17 percent: Increase in Afghanistan’s opium-production potential since 2013. This year, Afghanistan broke its previous record for poppy production—which it set only last year. The country’s poppy industry has grown in each of the past three years; the UN now estimates that the country can produce 6,400 tons worth of opium, a production surge of 40 percent since its Taliban-era peak of 4,565 tons in 1999.
15 percent: Expected increase in industrial robot installations worldwide since last year. This year’s on track to break 2013’s record of the highest number of industrial robots ever sold, in part due to increasing automation in manufacturing. China leads the world in industrial robot purchases. Note, as Merriam-Webster’s Concise Encyclopedia does, that “industrial robots do not resemble human beings; a robot in human form is called an android."
1.2 percent: Margin by which the size of China’s economy will surpass that of the U.S. for the first time in 2014, according to one International Monetary Fund projection.

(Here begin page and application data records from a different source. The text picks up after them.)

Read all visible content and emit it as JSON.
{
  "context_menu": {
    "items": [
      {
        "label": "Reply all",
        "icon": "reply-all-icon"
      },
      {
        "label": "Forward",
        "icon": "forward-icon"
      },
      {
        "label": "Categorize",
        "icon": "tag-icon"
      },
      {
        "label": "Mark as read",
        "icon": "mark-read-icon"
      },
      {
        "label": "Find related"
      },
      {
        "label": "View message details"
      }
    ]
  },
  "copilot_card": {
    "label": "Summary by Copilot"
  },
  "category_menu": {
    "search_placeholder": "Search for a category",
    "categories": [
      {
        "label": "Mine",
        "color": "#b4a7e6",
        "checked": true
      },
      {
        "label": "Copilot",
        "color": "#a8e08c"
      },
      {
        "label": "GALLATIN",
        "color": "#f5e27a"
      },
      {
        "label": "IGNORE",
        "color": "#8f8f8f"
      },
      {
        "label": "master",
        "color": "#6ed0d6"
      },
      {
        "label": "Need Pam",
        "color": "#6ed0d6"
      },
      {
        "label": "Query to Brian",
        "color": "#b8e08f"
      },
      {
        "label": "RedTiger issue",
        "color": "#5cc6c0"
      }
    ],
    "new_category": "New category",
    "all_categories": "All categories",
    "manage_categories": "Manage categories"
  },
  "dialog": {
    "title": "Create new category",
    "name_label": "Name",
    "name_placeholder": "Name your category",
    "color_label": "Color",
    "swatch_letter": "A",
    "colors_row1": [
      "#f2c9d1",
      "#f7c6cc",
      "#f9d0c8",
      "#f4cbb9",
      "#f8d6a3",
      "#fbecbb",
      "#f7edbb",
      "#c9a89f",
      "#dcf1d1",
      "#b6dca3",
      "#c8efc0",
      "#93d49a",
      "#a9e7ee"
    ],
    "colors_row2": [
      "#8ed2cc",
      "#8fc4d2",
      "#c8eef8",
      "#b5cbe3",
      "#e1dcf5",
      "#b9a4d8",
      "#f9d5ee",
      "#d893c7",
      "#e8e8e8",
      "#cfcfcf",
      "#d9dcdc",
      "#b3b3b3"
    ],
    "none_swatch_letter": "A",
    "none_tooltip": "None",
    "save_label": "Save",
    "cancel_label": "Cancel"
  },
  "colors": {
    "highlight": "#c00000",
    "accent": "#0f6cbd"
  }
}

The IMF was measuring each country’s GDP at purchasing power parity, which, as Bloomberg defined it, “uses exchange rates that adjust for price differences of the same goods between nations.” By other measures, the U.S. will lead the pack of the world’s economies for perhaps another decade.
0.6 percent: Increase in wheat production worldwide since last year. This year’s crop will put wheat output “at its highest level ever,” according to the International Grains Council. Meanwhile, though, Russia, one of the world’s main wheat suppliers, has restricted exports as its declining currency drives up domestic prices for food and other goods.
1.22°F: Average number of degrees by which the global temperature exceeded the 20th-century average. That makes 2014 to date the warmest period since scientists started keeping track, breaking by 0.02°F the previous record, set in 2010.
40 percent: Decline in the price of a barrel of oil from its 2014 peak this summer. Oil prices are now at their lowest levels in five and a half years due to slowing global demand and expanded alternative energy supplies. The Financial Times has called the price decline “by far the biggest shock for the global economy this year,” noting that its effects could “throw sand into the works of the usual economic relationships.”